Aeromonas salmonicida subsp. salmonicida is a Gram-negative bacterium that is the causative agent of furunculosis, a bacterial septicaemia of salmonid fish. While other species of Aeromonas are opportunistic pathogens or are found in commensal or symbiotic relationships with animal hosts, A. salmonicida subsp. salmonicida causes disease in healthy fish. The genome sequence of A. salmonicida was determined to provide a better understanding of the virulence factors used by this pathogen to infect fish.
The nucleotide sequences of the A. salmonicida subsp. salmonicida A449 chromosome and two large plasmids are characterized. The chromosome is 4,702,402 bp and encodes 4388 genes, while the two large plasmids are 166,749 and 155,098 bp with 178 and 164 genes, respectively. Notable features are a large inversion in the chromosome and, in one of the large plasmids, the presence of a Tn21 composite transposon containing mercury resistance genes and an In2 integron encoding genes for resistance to streptomycin/spectinomycin, quaternary ammonia compounds, sulphonamides and chloramphenicol. A large number of genes encoding potential virulence factors were identified; however, many appear to be pseudogenes since they contain insertion sequences, frameshifts or in-frame stop codons. A total of 170 pseudogenes and 88 insertion sequences (of ten different types) are found in the A. salmonicida genome. Comparison with the A. hydrophila ATCC 7966T genome reveals multiple large inversions in the chromosome as well as an approximately 9% difference in gene content indicating instances of single gene or operon loss or gain.

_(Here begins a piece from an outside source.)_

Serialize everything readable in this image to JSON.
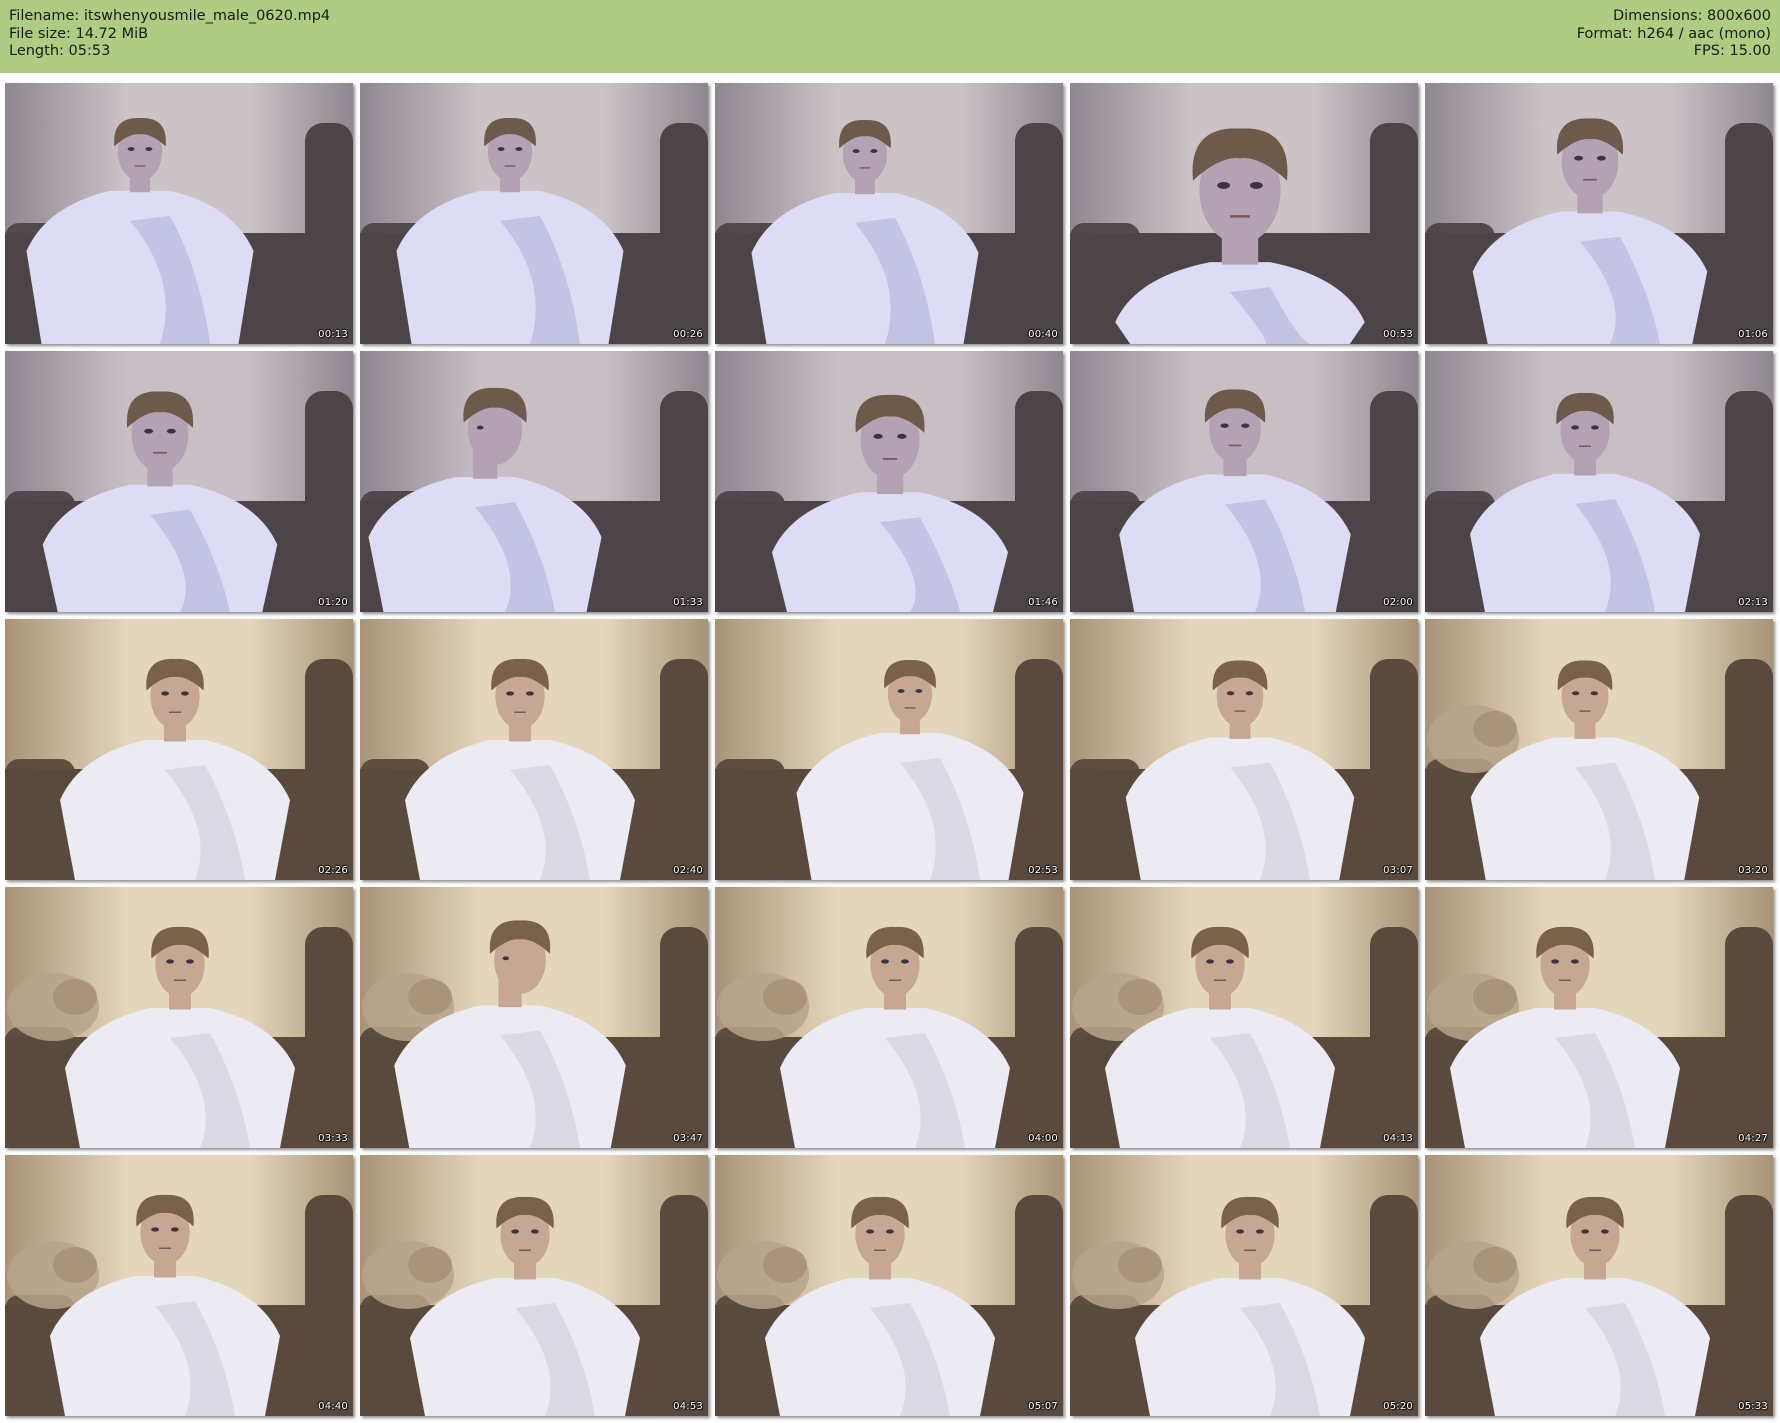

A limited number of the pseudogenes found in A. salmonicida A449 were investigated in other Aeromonas strains and species. While nearly all the pseudogenes tested are present in A. salmonicida subsp. salmonicida strains, only about 25% were found in other A. salmonicida subspecies and none were detected in other Aeromonas species.
Relative to the A. hydrophila ATCC 7966T genome, the A. salmonicida subsp. salmonicida genome has acquired multiple mobile genetic elements, undergone substantial rearrangement and developed a significant number of pseudogenes. These changes appear to be a consequence of adaptation to a specific host, salmonid fish, and provide insights into the mechanisms used by the bacterium for infection and avoidance of host defence systems.